BEGIN Data excerpts

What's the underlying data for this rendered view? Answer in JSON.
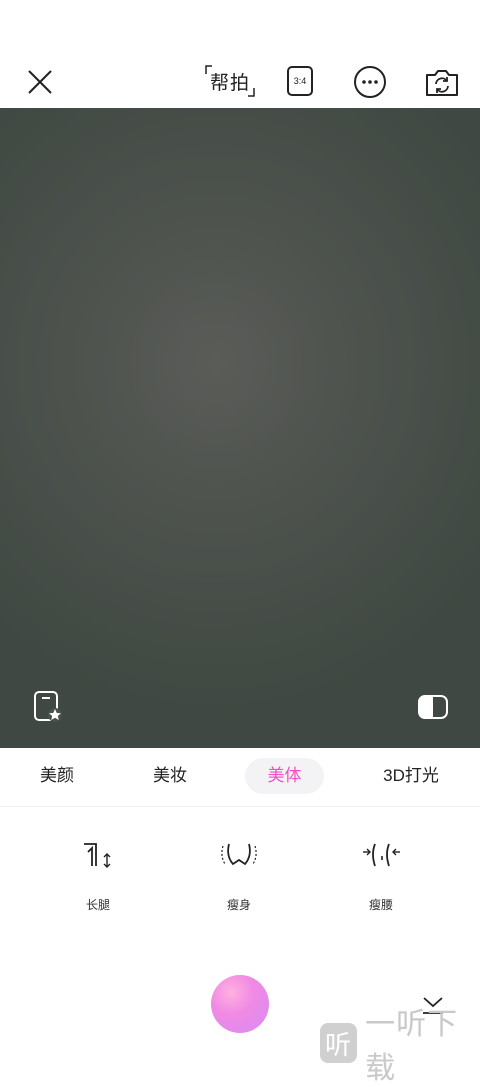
{
  "topbar": {
    "help_label": "帮拍",
    "ratio_label": "3:4",
    "icons": [
      "close-icon",
      "ratio-icon",
      "more-icon",
      "camera-switch-icon"
    ]
  },
  "overlay": {
    "icons": [
      "favorite-frame-icon",
      "compare-icon"
    ]
  },
  "tabs": [
    {
      "label": "美颜",
      "active": false
    },
    {
      "label": "美妆",
      "active": false
    },
    {
      "label": "美体",
      "active": true
    },
    {
      "label": "3D打光",
      "active": false
    }
  ],
  "features": [
    {
      "label": "长腿",
      "icon": "long-legs-icon"
    },
    {
      "label": "瘦身",
      "icon": "slim-body-icon"
    },
    {
      "label": "瘦腰",
      "icon": "slim-waist-icon"
    }
  ],
  "bottom": {
    "icons": [
      "shutter-button",
      "collapse-icon"
    ]
  },
  "watermark": {
    "logo_char": "听",
    "text": "一听下载"
  },
  "colors": {
    "accent": "#f04fc0",
    "viewfinder": "#4d524d"
  }
}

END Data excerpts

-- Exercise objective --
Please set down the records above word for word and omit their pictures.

-- Answer to this problem --
What's the underlying data for this rendered view? Answer in JSON.
{
  "topbar": {
    "help_label": "帮拍",
    "ratio_label": "3:4",
    "icons": [
      "close-icon",
      "ratio-icon",
      "more-icon",
      "camera-switch-icon"
    ]
  },
  "overlay": {
    "icons": [
      "favorite-frame-icon",
      "compare-icon"
    ]
  },
  "tabs": [
    {
      "label": "美颜",
      "active": false
    },
    {
      "label": "美妆",
      "active": false
    },
    {
      "label": "美体",
      "active": true
    },
    {
      "label": "3D打光",
      "active": false
    }
  ],
  "features": [
    {
      "label": "长腿",
      "icon": "long-legs-icon"
    },
    {
      "label": "瘦身",
      "icon": "slim-body-icon"
    },
    {
      "label": "瘦腰",
      "icon": "slim-waist-icon"
    }
  ],
  "bottom": {
    "icons": [
      "shutter-button",
      "collapse-icon"
    ]
  },
  "watermark": {
    "logo_char": "听",
    "text": "一听下载"
  },
  "colors": {
    "accent": "#f04fc0",
    "viewfinder": "#4d524d"
  }
}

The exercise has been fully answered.